Renovations continued over the next three decades. In 2003, a new annex, built onto an adjacent lot, added a freight elevator, additional backstage areas and offices. Today, the Opera House, which holds 400 people, is owned and maintained by the City of Woodstock and is listed on the National Register of Historic Places.

“As restored buildings go, the Opera House is a wonderful space,” says Hall. “It’s a comfortable, intimate and absolutely beautiful venue with excellent sound, audio-visual equipment and technical support.”

The Creative Living Series committee includes six volunteers who are responsible for booking the presenters: Hall, Jodie Kurtz-Osborne, Marsha Portnoy, Paulette Gitlin, Mary Ellen Prindiville and Sharon Chewning.
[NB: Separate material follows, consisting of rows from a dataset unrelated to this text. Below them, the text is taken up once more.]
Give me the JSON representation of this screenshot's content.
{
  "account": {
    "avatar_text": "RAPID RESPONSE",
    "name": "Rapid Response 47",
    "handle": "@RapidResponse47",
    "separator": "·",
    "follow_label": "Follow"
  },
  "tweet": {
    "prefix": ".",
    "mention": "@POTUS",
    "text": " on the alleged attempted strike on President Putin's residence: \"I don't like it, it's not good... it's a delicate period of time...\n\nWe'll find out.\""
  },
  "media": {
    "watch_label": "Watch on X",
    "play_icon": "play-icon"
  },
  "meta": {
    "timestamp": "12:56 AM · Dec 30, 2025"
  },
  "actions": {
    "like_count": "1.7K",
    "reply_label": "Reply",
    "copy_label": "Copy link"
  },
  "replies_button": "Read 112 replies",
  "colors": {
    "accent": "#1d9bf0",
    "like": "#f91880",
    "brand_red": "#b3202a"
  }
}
The volunteers have a wish list of potential high-profile speakers, but budget sometimes gets in the way.

“We’re fortunate that we’ve had speakers who realize what we do is important,” Hall says. “We’ve had speakers donate their honorarium back to us. Bill Kurtis insists we just make a donation to the charity of his choice. We’re very grateful for their support.”

This 52nd season started with an appearance by Rebecca Eaton, the executive producer of the “Masterpiece and Mystery!” PBS series. In November, food stylist and cookbook author Libbie Summers presented “A Food-Inspired Life.”

On Jan. 21, Candice Millard, a former writer and editor for National Geographic, will discuss “The Destiny of the Republic,” the account of James Garfield’s rise from poverty to American presidency. Paul Gehl, the curator at Chicago’s Newberry Library, will speak about the library’s rare book collection on Feb. 18.

Award-winning journalist Phil Ponce, host of the “Chicago Tonight” show on WTTW, will share his views of local, state and national news during his March 17 appearance. On April 21, Paddy Calistro, an award-winning fashion writer for the Los Angeles Times, closes the season with a discussion about “Edith Head’s Hollywood,” an autobiography of the designer for the stars.

“Our speakers are charismatic people who really connect with the audience,” says Hall. “We love speakers who have a great story to tell.”

Photographer Mark Hirsch shared his story last year. He lost his job as a newspaper photographer and editor in 2006. Five years later, while working as a freelancer, Hirsch was injured in a car crash. He struggled with physical and mental injuries.

Hirsch found hope and inspiration three months later while driving past a bur oak savanna and a towering 165-year-old tree that stood between two cornfields. He took a photo of the tree on his cellphone and shared it with family and friends. Soon, he created a Facebook page specifically for the tree, posting a new photo of the bur oak every day for a year and building up 42,000 likes. Hirsch even published a book called “That Tree.”

Hirsch’s presentation at the Opera House was well received. “It was one of the most rewarding presentations that I’ve done,” he says. “I was mildly intimidated, given the list of famous people that have presented in the past. But the staff and audience provided me with an amazing experience.”

The Creative Living Series was recently awarded a $10,000 grant by the National Endowment for the Arts. The WFAA has donated a new projector and screen to the opera house, and every year the organization awards the Helen Wright Fine Arts Scholarship to McHenry County high school seniors. “Supporting the arts is our top priority,” says Hall. “If you’re not supporting students, you’re not supporting the future.”

Hall remains in awe of Helen Wright and the hard work she put into making the Creative Living Series a success. Wright died in 1998, at the age of 92.

“She dreamed big and gathered a supportive board to make it happen,” Hall says. “Imagine convincing Beverly Sills or Martha Stewart or Maya Angelou to journey to Woodstock to speak at 10 a.m. on a Thursday. When I look back at the pictures of Helen Wright, elegantly dressed, her white hair perfectly coiffed, I wonder what she would think of the Fine Arts Board today. I think she would be pleased that her vision continues today.”

Season tickets are $98 and individual tickets are $24. They can be purchased at the Opera House box office or